[TASK DETAILS] Go over the data and copy out each line with "Active" in it.

[Extracted records]
....
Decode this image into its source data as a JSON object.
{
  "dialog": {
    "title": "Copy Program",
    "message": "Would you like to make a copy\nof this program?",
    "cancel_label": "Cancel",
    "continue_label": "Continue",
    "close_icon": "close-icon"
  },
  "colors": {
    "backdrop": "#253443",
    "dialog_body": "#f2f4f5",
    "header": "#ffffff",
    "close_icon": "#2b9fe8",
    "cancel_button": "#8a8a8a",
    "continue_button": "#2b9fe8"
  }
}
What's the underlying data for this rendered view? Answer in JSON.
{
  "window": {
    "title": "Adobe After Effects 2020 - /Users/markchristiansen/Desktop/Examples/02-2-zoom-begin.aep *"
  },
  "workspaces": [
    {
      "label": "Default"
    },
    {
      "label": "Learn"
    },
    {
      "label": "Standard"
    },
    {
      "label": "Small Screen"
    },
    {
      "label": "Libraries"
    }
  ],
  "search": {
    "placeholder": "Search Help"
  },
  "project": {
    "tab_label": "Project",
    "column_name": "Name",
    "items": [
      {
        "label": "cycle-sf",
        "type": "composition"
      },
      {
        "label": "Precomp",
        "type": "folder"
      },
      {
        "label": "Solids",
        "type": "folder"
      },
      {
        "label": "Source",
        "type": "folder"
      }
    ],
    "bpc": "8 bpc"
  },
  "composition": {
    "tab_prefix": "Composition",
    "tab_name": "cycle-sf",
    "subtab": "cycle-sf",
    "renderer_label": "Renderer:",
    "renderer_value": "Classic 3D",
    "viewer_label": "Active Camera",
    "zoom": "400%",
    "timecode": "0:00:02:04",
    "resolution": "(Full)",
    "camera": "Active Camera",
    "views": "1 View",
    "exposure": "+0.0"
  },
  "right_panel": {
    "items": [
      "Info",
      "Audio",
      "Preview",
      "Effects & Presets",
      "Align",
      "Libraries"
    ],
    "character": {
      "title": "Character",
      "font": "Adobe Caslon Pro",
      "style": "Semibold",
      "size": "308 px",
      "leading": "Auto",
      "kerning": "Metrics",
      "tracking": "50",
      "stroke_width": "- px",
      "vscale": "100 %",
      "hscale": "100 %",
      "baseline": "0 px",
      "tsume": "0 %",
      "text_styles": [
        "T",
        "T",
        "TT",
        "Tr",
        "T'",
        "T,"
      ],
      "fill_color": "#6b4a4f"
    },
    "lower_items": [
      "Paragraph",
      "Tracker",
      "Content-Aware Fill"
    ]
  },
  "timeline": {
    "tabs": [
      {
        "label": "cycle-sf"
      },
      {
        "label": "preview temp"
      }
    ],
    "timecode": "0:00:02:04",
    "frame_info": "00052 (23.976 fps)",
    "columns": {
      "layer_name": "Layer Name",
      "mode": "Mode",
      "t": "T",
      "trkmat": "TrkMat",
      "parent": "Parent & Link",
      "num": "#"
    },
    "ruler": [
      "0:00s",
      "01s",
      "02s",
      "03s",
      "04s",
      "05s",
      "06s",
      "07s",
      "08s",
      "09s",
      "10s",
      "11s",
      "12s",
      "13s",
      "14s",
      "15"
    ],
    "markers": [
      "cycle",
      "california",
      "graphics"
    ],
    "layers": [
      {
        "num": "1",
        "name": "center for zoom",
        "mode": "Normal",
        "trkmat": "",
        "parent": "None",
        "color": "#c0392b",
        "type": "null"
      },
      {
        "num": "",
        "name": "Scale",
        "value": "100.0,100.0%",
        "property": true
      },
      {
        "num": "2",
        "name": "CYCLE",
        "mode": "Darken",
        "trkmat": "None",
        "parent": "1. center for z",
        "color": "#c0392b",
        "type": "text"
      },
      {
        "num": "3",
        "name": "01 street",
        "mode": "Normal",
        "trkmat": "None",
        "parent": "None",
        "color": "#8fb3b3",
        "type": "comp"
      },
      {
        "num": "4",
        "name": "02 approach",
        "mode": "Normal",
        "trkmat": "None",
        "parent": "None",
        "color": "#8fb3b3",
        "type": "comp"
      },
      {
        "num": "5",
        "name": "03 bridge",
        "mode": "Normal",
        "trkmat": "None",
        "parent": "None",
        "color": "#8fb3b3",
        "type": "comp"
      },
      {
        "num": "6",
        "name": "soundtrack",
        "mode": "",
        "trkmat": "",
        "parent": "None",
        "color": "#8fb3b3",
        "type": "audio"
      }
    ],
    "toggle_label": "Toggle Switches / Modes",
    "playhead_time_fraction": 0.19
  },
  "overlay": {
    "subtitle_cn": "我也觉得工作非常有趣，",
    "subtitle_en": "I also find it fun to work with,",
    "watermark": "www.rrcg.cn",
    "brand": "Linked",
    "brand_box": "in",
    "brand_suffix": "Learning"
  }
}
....
[ANSWER SPACE]
    "viewer_label": "Active Camera",
    "camera": "Active Camera",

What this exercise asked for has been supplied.